And here are people overjoyed at the prospect of just that chance and that work, just for the hope of having that feeling. With so much hate in the world, with so much meaningless division, and people pitted against people for no good reason, this is what your religion tells you to do? With your experience of life and this world and all its sadnesses, this is what your conscience tells you to do?

With your knowledge that life, with endless vigor, seems to tilt the playing field on which we all live, in favor of unhappiness and hate...this is what your heart tells you to do? You want to sanctify marriage? You want to honor your God and the universal love you believe He represents? Then Spread happiness—this tiny, symbolic, semantical grain of happiness—share it with all those who seek it. Quote me anything from your religious leader or book of choice telling you to stand against this, and then tell me how you can believe both that statement and another statement, another one which reads only "Do unto others as you would have them do unto you."

You are asked now, by your country, and perhaps by your creator, to stand on one side or another. You are asked now to stand, not on a question of politics, not on a question of religion, not on a question of gay or straight. You are asked now to stand on a question of love. All you need do is stand, and let the tiny ember of love meet its own fate: you don't have to help it, you don't have it applaud it, you don't have to fight for it. Just don't put it out. Just don't extinguish it. Because while it may at first look like that love is between two people you don't know and you don't understand and maybe you don't even want to know, it is, in fact, the ember of your love for your fellow person just because this is the only world we have, and the other guy counts, too.

This is the second time in ten days I find myself concluding by turning to, of all things, the closing plea for mercy by Clarence Darrow in a murder trial.

But what he said fits what is really at the heart of this:

"I was reading last night of the aspiration of the old Persian poet, Omar-Khayyam," he told the judge. It appealed to me as the highest that I can vision. I wish it was in my heart, and I wish it was in the hearts of all: So I be written in the Book of Love; I do not care about that Book above. Erase my name, or write it as you will, So I be written in the Book of Love."

Sunday, November 9, 2008

How about taking away THEIR rights???


I am not 100% if this is legitimate and/or if it’s even a good idea (I’m not usually one for taking rights away from citizens, being that I'm usually on the receiving end of such propositions), but if the Right is so intent on really, truly honoring & saving marriage, why not outlaw divorce?

What do you think???

Better yet, I wonder what those people so in love with hetero marriage think???

Speak now, or forever hold your peace, as they say!

Saturday, November 8, 2008

Why Can't the State of Florida Be More Like Key West???

Just found out that Monroe County (a.k.a. Key West) was the one & only of Florida’s 67 counties where the majority of voters did NOT approve Amendment 2. Only 7 other counties in Florida gave the Amendment more than 50% of the vote but less than the required 60% to pass (Alachua, Broward, Hillsborough, Leon, Miami-Dade, Palm Beach, Pinellas)

Of course, if you know anything at all about Key West, that just would not surprise you!
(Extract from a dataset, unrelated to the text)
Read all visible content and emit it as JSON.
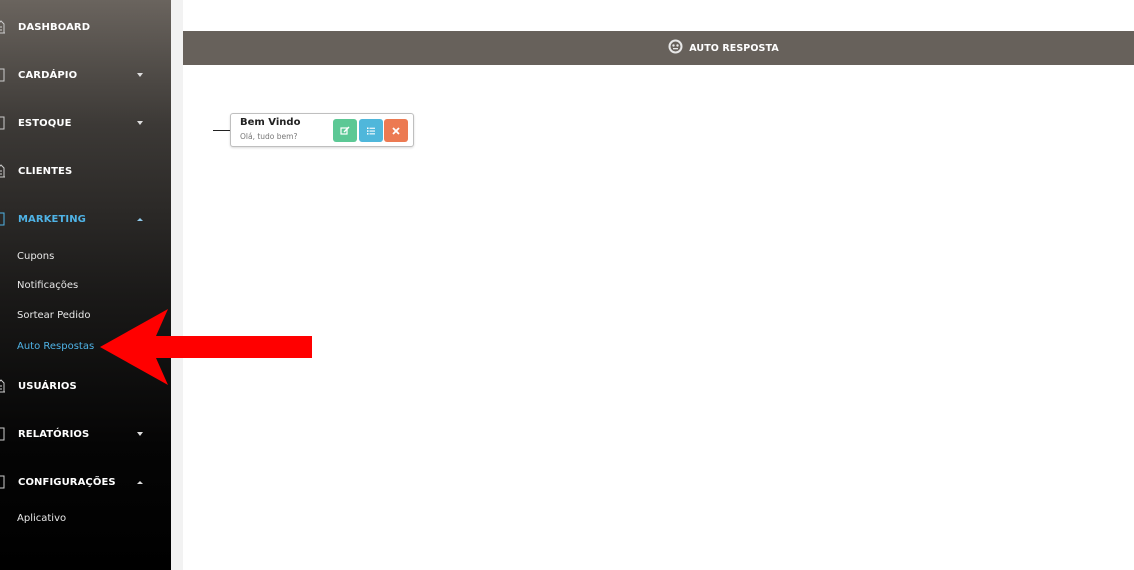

Still, nearly half (48%)of the residents of the open-minded, fun-loving, welcoming Conch Republic crossed over to the dark side Tuesday.